"Venom" Review

Title: Venom
Director: Ruben Fleischer
Starring: Tom Hardy
Studio: Columbia Pictures
Genre(s): Action
Rated: PG-13 (For intense sequences of sci-fi violence and action, and for language)

For as much as I've bemoaned the glut of superhero films in the last decade, all it takes is a movie like "Venom" to remind me that not only are the movies largely good, they are (largely) much, much better than they used to be.  I am reminded of this because "Venom" feels like the kind of regression you know is inevitable of any genre that invokes comments like "[comic book] movies have come a LONG way since they started making them!"  Indeed, what we have here is a movie that might not sit with the barrel scrapers of yesterday like "Catwoman," "Batman & Robin," and "Fantastic Four" (whichever one you choose), but it's not a movie that rises to even the mediocrity of "Thor: The Dark World" or "The Incredible Hulk."  


Some may even wonder what the point of the film is, seeing that Venom himself is known primarily as one of the chief antagonists to Spider-Man, an alien creature that shreds people to pieces, is constantly licking his blood dripped fangs, and only has the destruction of his enemies on his mind.  I personally felt that this is where the story would go, seeing that it features Eddie Brock (Tom Hardy) coming in contact with the alien life form after losing his job when he (correctly) reports that a businessman is using his well loved company to do some seriously illegal things in the background (sort of like Amazon.com).  The idea that he would become bitter at being a good guy while finding power to enact petty revenge is the sort of story that isn't ground breaking, but it is one that could work considering the appeal of the character himself.

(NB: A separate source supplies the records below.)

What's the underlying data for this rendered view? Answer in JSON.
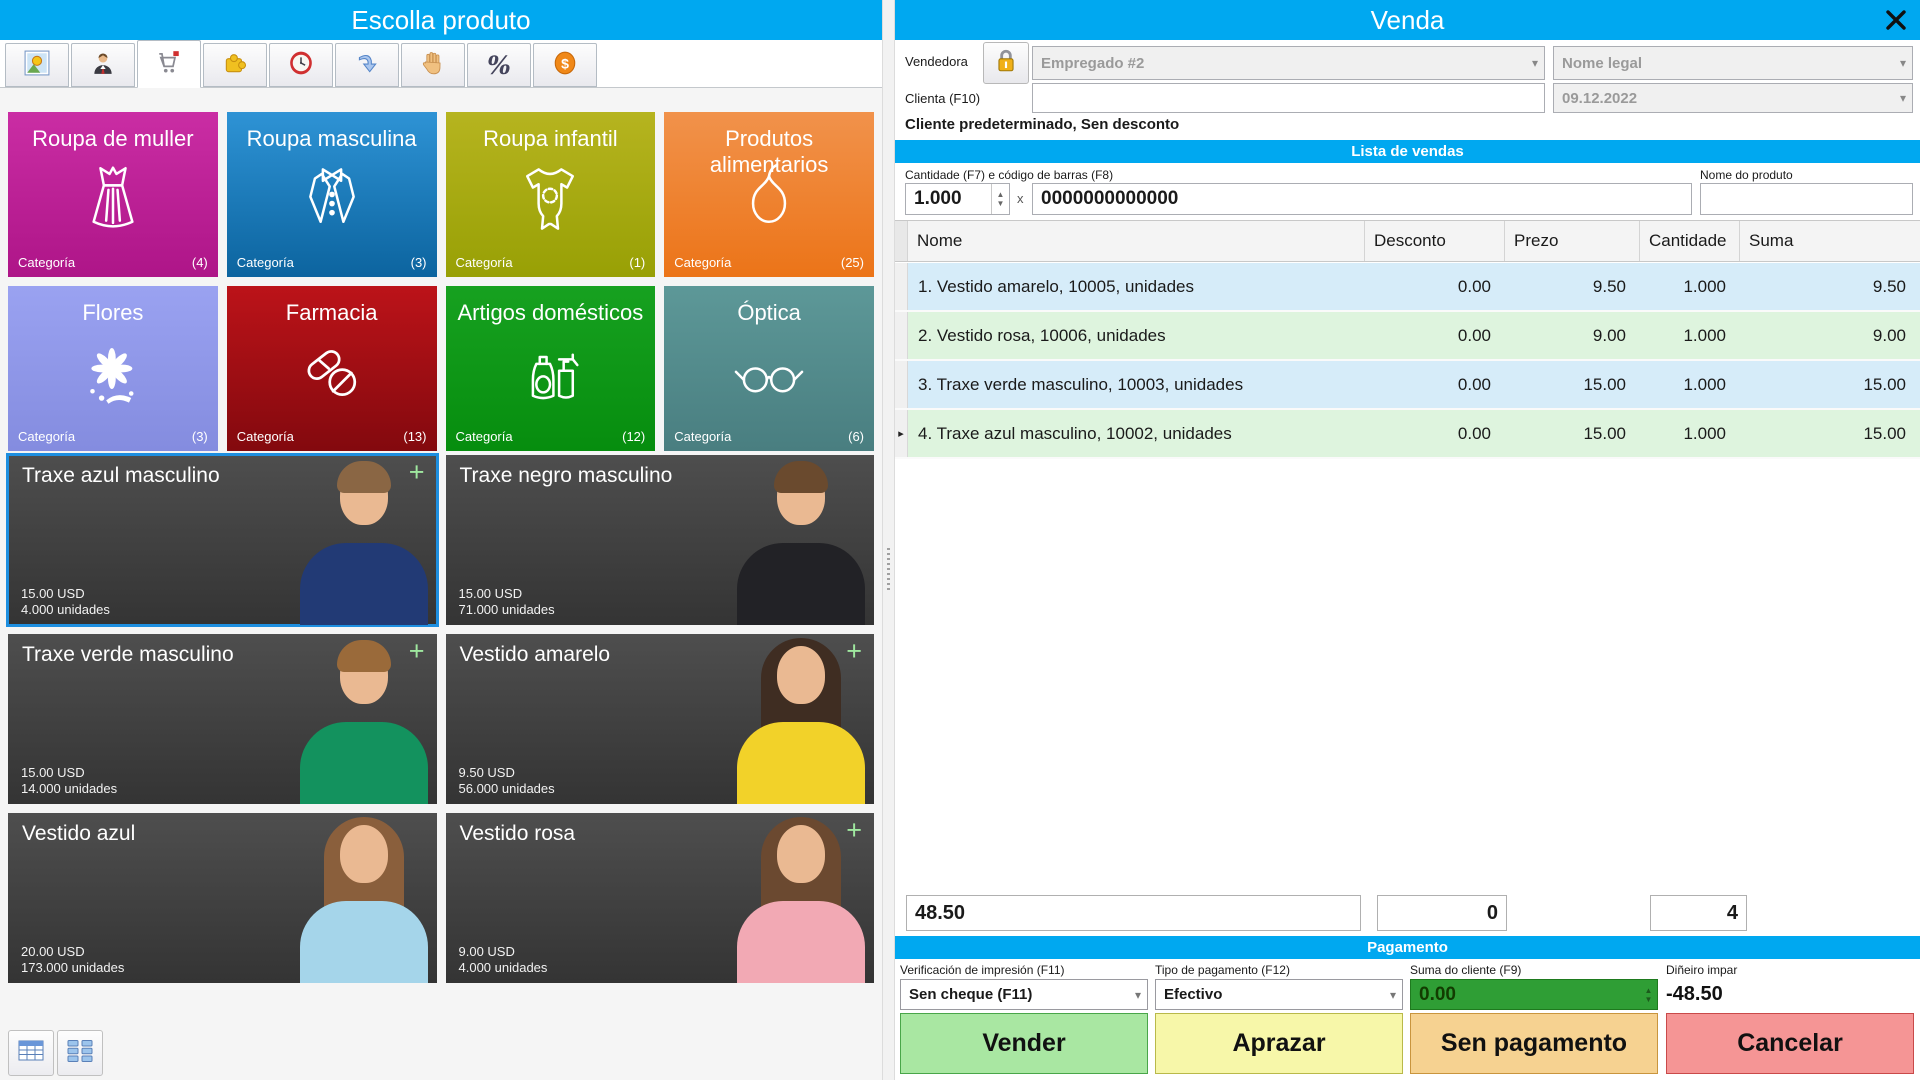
{
  "accent_color": "#00a8f0",
  "left_panel": {
    "title": "Escolla produto",
    "toolbar": [
      {
        "icon": "picture-icon"
      },
      {
        "icon": "person-icon"
      },
      {
        "icon": "cart-icon",
        "selected": true
      },
      {
        "icon": "puzzle-icon"
      },
      {
        "icon": "clock-icon"
      },
      {
        "icon": "undo-arrow-icon"
      },
      {
        "icon": "hand-icon"
      },
      {
        "icon": "percent-icon",
        "glyph": "%"
      },
      {
        "icon": "dollar-icon"
      }
    ],
    "category_label": "Categoría",
    "categories": [
      {
        "name": "Roupa de muller",
        "count": "(4)",
        "icon": "dress-icon",
        "colors": {
          "top": "#ca2da4",
          "bottom": "#ae1588"
        }
      },
      {
        "name": "Roupa masculina",
        "count": "(3)",
        "icon": "tuxedo-icon",
        "colors": {
          "top": "#2e93d5",
          "bottom": "#0c649f"
        }
      },
      {
        "name": "Roupa infantil",
        "count": "(1)",
        "icon": "baby-onesie-icon",
        "colors": {
          "top": "#b6b41f",
          "bottom": "#98a005"
        }
      },
      {
        "name": "Produtos alimentarios",
        "count": "(25)",
        "icon": "pear-icon",
        "colors": {
          "top": "#f1924b",
          "bottom": "#ec7418"
        }
      },
      {
        "name": "Flores",
        "count": "(3)",
        "icon": "flower-icon",
        "colors": {
          "top": "#9aa2f1",
          "bottom": "#848cdf"
        }
      },
      {
        "name": "Farmacia",
        "count": "(13)",
        "icon": "pills-icon",
        "colors": {
          "top": "#bc1319",
          "bottom": "#83090e"
        }
      },
      {
        "name": "Artigos domésticos",
        "count": "(12)",
        "icon": "cleaning-icon",
        "colors": {
          "top": "#17a120",
          "bottom": "#068d0e"
        }
      },
      {
        "name": "Óptica",
        "count": "(6)",
        "icon": "glasses-icon",
        "colors": {
          "top": "#5d9898",
          "bottom": "#497e80"
        }
      }
    ],
    "products": [
      {
        "name": "Traxe azul masculino",
        "price": "15.00 USD",
        "units": "4.000 unidades",
        "plus": "+",
        "selected": true,
        "photo": {
          "skin": "#eab992",
          "hair": "#8a6644",
          "outfit": "#223a75",
          "hair_class": "hair short"
        }
      },
      {
        "name": "Traxe negro masculino",
        "price": "15.00 USD",
        "units": "71.000 unidades",
        "plus": "",
        "photo": {
          "skin": "#eab992",
          "hair": "#6a4a2e",
          "outfit": "#222226",
          "hair_class": "hair short"
        }
      },
      {
        "name": "Traxe verde masculino",
        "price": "15.00 USD",
        "units": "14.000 unidades",
        "plus": "+",
        "photo": {
          "skin": "#eab992",
          "hair": "#9a6a3a",
          "outfit": "#13925e",
          "hair_class": "hair short"
        }
      },
      {
        "name": "Vestido amarelo",
        "price": "9.50 USD",
        "units": "56.000 unidades",
        "plus": "+",
        "photo": {
          "skin": "#eab992",
          "hair": "#3f2d22",
          "outfit": "#f2d229",
          "hair_class": "hair long"
        }
      },
      {
        "name": "Vestido azul",
        "price": "20.00 USD",
        "units": "173.000 unidades",
        "plus": "",
        "photo": {
          "skin": "#eab992",
          "hair": "#8a5f3c",
          "outfit": "#a5d5ea",
          "hair_class": "hair long"
        }
      },
      {
        "name": "Vestido rosa",
        "price": "9.00 USD",
        "units": "4.000 unidades",
        "plus": "+",
        "photo": {
          "skin": "#eab992",
          "hair": "#6b4930",
          "outfit": "#f2a9b4",
          "hair_class": "hair long"
        }
      }
    ],
    "view_buttons": [
      {
        "icon": "table-view-icon"
      },
      {
        "icon": "tiles-view-icon"
      }
    ]
  },
  "right_panel": {
    "title": "Venda",
    "form": {
      "vendedora_label": "Vendedora",
      "vendedora_value": "Empregado #2",
      "nome_legal_value": "Nome legal",
      "clienta_label": "Clienta (F10)",
      "clienta_value": "",
      "date_value": "09.12.2022",
      "status_text": "Cliente predeterminado, Sen desconto"
    },
    "lista_title": "Lista de vendas",
    "entry": {
      "qty_label": "Cantidade (F7) e código de barras (F8)",
      "qty_value": "1.000",
      "times_label": "x",
      "barcode_value": "0000000000000",
      "product_label": "Nome do produto",
      "product_value": ""
    },
    "table": {
      "columns": [
        "Nome",
        "Desconto",
        "Prezo",
        "Cantidade",
        "Suma"
      ],
      "rows": [
        {
          "marker": "",
          "nome": "1. Vestido amarelo, 10005, unidades",
          "desconto": "0.00",
          "prezo": "9.50",
          "cantidade": "1.000",
          "suma": "9.50"
        },
        {
          "marker": "",
          "nome": "2. Vestido rosa, 10006, unidades",
          "desconto": "0.00",
          "prezo": "9.00",
          "cantidade": "1.000",
          "suma": "9.00"
        },
        {
          "marker": "",
          "nome": "3. Traxe verde masculino, 10003, unidades",
          "desconto": "0.00",
          "prezo": "15.00",
          "cantidade": "1.000",
          "suma": "15.00"
        },
        {
          "marker": "▸",
          "nome": "4. Traxe azul masculino, 10002, unidades",
          "desconto": "0.00",
          "prezo": "15.00",
          "cantidade": "1.000",
          "suma": "15.00"
        }
      ]
    },
    "totals": {
      "total": "48.50",
      "discount": "0",
      "count": "4"
    },
    "payment": {
      "title": "Pagamento",
      "verification_label": "Verificación de impresión (F11)",
      "verification_value": "Sen cheque (F11)",
      "type_label": "Tipo de pagamento (F12)",
      "type_value": "Efectivo",
      "customer_sum_label": "Suma do cliente (F9)",
      "customer_sum_value": "0.00",
      "customer_sum_bg": "#2f9e35",
      "change_label": "Diñeiro impar",
      "change_value": "-48.50",
      "buttons": [
        {
          "label": "Vender",
          "bg": "#a9e7a2",
          "border": "#49a649"
        },
        {
          "label": "Aprazar",
          "bg": "#f7f7a9",
          "border": "#b9b94a"
        },
        {
          "label": "Sen pagamento",
          "bg": "#f6d291",
          "border": "#c9953e"
        },
        {
          "label": "Cancelar",
          "bg": "#f59595",
          "border": "#c94a4a"
        }
      ]
    }
  }
}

Are there comic book fans who really want to watch a film version of this character who is anything but a heartless killing machine?  Granted, there ARE scenes where Venom stabs multiple men and even bites their heads off.  Ah, but there was a push to get that highly marketable PG-13 rating so...yeah, you can probably see where this is going.  The fact that this isn't rated R probably cost it some brownie points, as a story this tame could probably be partially forgiven if the title character was allowed to leave a pile of headless bodies behind wherever he goes.  This would even be considered pretty forgivable since his personality is more in line with other iconic characters like the Terminator or Predator.  Instead, the film makers seem intend on making Venom more of an anti-hero who wants to ultimately be good.  Thus we spend lots of time with a person who is angry at the world, but still has enough of a heart of gold to not let the monster within him take over and run lose.

If the film makers of this movie showed the same restraint with Hulk or Punisher, those movies would be worse than they already are.  "Venom" clearly wants to be a franchise in its own right, and Sony wants their own cinematic universe of superheroes, so it appears their solution is to take the Spider-Man villains and turn them into less evil movie heroes.  I mean, without Spider-Man in tow, realistically changes had to be made for this to become a reality.  The fact that it doesn't understand why the character was popular in the first place is a huge black mark against it (ho ho), and it doesn't help that the screenplay feels like it was dusted off from the early 2000's.  During a slow month it might have been a barely passable film, but with it opening right next to "A Star is Born," it makes "Venom" a prime choice for the lame duck "wait for DVD" recommendation.

Parents, it's pretty obvious this was supposed to be an R rated movie at one point.  The violence is pretty extreme and the imagery as disturbing as the slightly more restrictive PG-13 will allow (with most of it happening off screen), but the violence and intensity is still strong enough to keep most young teens away.  Recommended for ages 15 and up.